“Things Have Changed Around Here”: Perceptions of Crime and Safety in Rural Southeastern Kentucky
L. Cait Kanewske
Major Professor: Charlotte Gill, PhD, Department of Criminology, Law and Society
Committee Members: Sue-Ming Yang, Danielle Rudes, Joseph Donnermeyer
Online Location, Online
March 27, 2023, 10:00 AM to 12:00 PM
Although a sizable portion of the United States population resides in rural areas, until recently the state of scholarship concerning rural crime as a whole was scant, poorly developed, and dated (Donnermeyer et al., 2006; Donnermeyer, 2007; Weisheit & Donnermeyer, 2000). However, the last several years have seen a reawakening of interest in issues of rural crime and safety. Contrary to common misconceptions of rural areas as relatively crime-free, research indicates these areas likely experience higher rates than urban areas of certain crimes, including substance use/misuse and substance use-related crime, domestic abuse and intimate partner violence, and certain types of juvenile delinquency (Kuhns et al., 2007; Weisheit et al., 2006). Given the sparse but evolving state of rural crime scholarship, there is great value in conducting a nuanced investigation into the crime- and safety-related concerns of rural residents, and their thoughts on how these problems are best addressed.
Using qualitative analysis of 54 interviews conducted with residents of three southeastern Kentucky counties (Bell, Clay, and Harlan), this dissertation investigates four research questions: 1) What are the primary crime and safety concerns of residents in this rural area? 2) What are residents’ specific concerns pertaining to substance use and substance use-related crime in this rural area? 3) According to residents, why do individuals (including juveniles/youth) become involved in substance use and other risky/criminal behavior?
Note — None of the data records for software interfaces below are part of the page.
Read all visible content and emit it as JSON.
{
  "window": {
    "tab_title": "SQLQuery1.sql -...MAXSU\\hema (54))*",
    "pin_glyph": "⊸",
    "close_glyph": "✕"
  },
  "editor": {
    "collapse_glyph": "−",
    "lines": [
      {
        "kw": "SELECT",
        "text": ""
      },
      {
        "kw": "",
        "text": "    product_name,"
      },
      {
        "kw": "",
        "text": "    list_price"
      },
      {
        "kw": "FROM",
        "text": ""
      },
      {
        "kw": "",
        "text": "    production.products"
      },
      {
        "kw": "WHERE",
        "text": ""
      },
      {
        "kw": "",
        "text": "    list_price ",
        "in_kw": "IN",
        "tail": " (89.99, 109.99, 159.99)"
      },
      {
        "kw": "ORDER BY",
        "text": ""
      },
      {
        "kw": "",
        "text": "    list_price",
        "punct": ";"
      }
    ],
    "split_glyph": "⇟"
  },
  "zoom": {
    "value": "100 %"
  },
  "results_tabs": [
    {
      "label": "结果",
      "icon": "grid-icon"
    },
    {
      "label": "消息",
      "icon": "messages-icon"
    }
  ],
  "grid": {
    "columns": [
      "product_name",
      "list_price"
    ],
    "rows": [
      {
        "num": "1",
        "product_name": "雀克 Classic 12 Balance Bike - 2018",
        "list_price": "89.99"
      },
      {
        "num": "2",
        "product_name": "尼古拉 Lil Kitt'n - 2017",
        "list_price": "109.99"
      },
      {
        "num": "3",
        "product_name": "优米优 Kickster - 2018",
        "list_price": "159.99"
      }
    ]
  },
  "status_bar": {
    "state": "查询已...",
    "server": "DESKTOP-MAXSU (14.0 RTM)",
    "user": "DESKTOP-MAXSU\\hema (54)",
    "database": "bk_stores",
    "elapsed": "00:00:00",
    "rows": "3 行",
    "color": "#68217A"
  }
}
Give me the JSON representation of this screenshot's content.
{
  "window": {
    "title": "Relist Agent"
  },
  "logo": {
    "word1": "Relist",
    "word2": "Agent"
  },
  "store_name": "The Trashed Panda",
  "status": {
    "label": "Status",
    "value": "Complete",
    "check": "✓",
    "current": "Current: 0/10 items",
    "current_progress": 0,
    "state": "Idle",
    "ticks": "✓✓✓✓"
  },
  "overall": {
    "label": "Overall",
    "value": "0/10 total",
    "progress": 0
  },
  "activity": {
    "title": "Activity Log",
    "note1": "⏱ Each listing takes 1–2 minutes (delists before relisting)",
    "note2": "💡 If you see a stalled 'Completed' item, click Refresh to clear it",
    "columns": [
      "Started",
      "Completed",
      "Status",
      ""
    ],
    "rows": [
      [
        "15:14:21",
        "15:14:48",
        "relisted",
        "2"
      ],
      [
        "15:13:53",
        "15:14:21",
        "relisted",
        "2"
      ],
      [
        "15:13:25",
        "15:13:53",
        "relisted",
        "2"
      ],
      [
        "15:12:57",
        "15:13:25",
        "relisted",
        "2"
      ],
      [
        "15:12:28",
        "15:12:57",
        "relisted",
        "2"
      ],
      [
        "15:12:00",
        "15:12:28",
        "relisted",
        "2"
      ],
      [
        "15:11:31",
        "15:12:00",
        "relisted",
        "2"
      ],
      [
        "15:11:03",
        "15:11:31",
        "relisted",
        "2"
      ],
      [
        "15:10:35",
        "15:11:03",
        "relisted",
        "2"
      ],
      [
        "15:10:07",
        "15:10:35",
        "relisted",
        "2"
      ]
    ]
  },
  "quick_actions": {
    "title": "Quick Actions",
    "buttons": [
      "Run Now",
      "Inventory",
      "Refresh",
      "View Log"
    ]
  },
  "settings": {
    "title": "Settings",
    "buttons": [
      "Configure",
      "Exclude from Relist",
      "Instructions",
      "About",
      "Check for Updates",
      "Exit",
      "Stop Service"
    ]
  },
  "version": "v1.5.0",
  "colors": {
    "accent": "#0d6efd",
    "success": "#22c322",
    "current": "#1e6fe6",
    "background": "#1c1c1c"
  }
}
And 4) What do residents identify as the primary protective factors insulating individuals (including juveniles/youth) from involvement in substance use and other risky/criminal behavior?
Analysis shows that residents are exceptionally concerned with substance use (particularly methamphetamine use and opioid misuse), drug-related theft, domestic violence, and child abuse. Regarding risk for criminal involvement, residents describe an interlocking constellation of factors: hopelessness, apathy, and boredom engendered by community decline, ready availability of the substances in neighborhoods, cultural attitudes permissive towards substance use, pervasive substance use among family members, friends, and neighbors, few opportunities for gainful employment, chemical dependency, and absence of accessible substance use intervention services. Conversely, when speaking about protective factors, residents describe a corresponding constellation of factors insulating individuals from criminal behaviors: engagement in prosocial recreational activities, strong prosocial peer, neighbor, and family relationships, participation in the legal economy, commitment to and success in education, and personal resilience. These risk and protective factors rarely occur in isolation; rather, they are component parts of entire sprawling webs of factors operating in and across community-level, group-level, and individual-level domains. A particularly important finding of this dissertation is that collective efficacy and social disorganization appear to operate in dual ways in this rural community as strong social ties among friends, families, and neighbors are both primary risk and protective factors for substance use and criminal involvement.